BEGIN EXCERPTED DATA
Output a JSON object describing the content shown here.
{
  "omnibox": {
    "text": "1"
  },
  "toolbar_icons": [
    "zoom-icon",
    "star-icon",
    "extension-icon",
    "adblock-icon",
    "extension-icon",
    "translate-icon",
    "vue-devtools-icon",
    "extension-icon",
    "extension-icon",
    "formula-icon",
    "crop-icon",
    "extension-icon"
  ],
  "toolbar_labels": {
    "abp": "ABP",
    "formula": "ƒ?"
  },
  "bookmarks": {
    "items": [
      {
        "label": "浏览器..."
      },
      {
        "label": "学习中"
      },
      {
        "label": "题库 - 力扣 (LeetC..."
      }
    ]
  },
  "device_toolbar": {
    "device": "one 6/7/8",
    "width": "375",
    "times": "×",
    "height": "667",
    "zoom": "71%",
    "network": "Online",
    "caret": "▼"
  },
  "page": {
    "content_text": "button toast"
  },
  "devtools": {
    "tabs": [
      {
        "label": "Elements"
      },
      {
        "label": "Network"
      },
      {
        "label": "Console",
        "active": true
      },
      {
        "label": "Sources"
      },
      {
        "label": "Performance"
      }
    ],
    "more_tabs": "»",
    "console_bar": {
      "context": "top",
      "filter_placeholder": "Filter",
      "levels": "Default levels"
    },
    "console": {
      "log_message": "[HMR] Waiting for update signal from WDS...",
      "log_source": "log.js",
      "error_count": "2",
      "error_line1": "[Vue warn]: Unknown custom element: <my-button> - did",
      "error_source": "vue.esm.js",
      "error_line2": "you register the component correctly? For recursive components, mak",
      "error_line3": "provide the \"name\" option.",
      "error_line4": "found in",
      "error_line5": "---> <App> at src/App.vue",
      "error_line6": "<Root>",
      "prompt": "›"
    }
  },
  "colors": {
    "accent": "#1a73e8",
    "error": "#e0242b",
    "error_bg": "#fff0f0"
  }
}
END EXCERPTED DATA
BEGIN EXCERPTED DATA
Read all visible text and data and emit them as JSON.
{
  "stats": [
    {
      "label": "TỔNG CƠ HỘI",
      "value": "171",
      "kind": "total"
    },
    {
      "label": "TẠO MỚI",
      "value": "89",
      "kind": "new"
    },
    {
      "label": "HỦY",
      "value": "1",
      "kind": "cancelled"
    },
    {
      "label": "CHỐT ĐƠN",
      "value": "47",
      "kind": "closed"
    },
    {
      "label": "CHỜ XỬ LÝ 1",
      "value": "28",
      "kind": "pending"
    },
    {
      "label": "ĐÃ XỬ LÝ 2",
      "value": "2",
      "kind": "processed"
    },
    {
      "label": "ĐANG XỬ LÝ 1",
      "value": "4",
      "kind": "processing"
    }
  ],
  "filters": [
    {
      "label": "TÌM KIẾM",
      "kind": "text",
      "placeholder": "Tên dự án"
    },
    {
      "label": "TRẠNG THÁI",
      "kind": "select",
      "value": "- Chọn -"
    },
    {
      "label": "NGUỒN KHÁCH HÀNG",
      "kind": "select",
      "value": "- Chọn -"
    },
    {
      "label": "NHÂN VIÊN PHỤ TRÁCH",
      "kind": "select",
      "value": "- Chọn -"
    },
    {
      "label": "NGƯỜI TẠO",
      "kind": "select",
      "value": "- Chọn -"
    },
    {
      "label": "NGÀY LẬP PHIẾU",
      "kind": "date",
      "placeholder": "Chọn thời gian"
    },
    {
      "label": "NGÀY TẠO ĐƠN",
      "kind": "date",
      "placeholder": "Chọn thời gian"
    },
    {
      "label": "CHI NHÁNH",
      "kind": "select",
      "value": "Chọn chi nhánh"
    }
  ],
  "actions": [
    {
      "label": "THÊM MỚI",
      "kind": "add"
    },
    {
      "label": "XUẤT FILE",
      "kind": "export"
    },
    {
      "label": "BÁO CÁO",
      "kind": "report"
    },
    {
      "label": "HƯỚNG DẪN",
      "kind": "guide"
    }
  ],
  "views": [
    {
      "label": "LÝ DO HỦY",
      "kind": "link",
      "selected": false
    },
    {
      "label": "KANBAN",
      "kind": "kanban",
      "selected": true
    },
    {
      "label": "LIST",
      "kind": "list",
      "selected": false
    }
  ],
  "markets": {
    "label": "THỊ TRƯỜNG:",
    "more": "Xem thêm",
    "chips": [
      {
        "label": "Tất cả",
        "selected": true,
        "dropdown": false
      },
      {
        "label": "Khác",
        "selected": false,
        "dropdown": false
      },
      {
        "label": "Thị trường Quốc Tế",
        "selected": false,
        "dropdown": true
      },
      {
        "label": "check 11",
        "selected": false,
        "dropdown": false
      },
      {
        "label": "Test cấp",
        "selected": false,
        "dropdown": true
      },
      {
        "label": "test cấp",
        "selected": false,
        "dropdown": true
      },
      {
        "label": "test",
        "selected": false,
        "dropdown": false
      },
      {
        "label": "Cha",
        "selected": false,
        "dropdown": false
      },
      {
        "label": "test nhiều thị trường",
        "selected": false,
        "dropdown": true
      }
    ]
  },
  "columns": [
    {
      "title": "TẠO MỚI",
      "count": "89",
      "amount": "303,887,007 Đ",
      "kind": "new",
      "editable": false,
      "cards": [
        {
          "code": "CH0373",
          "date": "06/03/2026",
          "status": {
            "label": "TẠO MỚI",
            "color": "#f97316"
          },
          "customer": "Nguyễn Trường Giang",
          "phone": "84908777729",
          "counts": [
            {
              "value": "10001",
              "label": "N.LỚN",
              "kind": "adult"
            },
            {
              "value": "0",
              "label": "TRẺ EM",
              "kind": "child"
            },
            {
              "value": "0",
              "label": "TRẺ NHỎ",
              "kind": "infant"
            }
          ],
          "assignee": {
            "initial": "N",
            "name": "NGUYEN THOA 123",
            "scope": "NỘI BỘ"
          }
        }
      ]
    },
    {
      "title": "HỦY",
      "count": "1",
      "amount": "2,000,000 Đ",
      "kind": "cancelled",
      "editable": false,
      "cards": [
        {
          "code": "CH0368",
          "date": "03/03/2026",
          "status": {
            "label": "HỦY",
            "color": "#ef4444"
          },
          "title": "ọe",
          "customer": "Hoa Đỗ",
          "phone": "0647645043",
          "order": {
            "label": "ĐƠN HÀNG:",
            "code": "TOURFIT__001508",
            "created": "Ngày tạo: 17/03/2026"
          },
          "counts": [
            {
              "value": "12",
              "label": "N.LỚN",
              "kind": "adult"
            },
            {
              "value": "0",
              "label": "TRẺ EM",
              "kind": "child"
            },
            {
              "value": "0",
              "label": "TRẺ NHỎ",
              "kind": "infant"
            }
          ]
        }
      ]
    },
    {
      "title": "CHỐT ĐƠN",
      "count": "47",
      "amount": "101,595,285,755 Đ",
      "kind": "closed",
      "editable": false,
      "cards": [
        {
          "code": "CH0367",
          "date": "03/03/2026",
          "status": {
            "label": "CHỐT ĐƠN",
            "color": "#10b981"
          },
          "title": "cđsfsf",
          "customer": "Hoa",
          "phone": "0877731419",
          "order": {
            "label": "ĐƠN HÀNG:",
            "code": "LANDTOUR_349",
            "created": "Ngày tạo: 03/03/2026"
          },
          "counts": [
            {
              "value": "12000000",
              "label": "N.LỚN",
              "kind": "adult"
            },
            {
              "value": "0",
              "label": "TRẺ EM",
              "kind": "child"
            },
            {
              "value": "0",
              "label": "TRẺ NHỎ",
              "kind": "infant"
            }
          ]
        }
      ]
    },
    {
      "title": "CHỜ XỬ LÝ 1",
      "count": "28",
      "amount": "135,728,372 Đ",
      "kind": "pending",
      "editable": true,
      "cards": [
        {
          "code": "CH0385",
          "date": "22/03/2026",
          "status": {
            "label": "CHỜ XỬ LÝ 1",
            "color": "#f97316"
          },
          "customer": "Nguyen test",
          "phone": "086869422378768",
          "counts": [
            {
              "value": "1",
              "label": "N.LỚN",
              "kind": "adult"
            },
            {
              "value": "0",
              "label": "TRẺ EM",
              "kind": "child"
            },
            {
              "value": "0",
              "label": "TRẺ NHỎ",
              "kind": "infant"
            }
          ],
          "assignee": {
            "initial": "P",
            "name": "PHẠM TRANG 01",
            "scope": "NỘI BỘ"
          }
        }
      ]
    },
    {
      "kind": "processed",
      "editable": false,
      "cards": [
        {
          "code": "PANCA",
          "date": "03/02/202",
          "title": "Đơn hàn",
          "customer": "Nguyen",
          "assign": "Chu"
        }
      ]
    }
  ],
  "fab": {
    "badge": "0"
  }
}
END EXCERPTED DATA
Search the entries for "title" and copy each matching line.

◆ YOUR SOLUTION:
      "title": "TẠO MỚI",
      "title": "HỦY",
          "title": "ọe",
      "title": "CHỐT ĐƠN",
          "title": "cđsfsf",
      "title": "CHỜ XỬ LÝ 1",
          "title": "Đơn hàn",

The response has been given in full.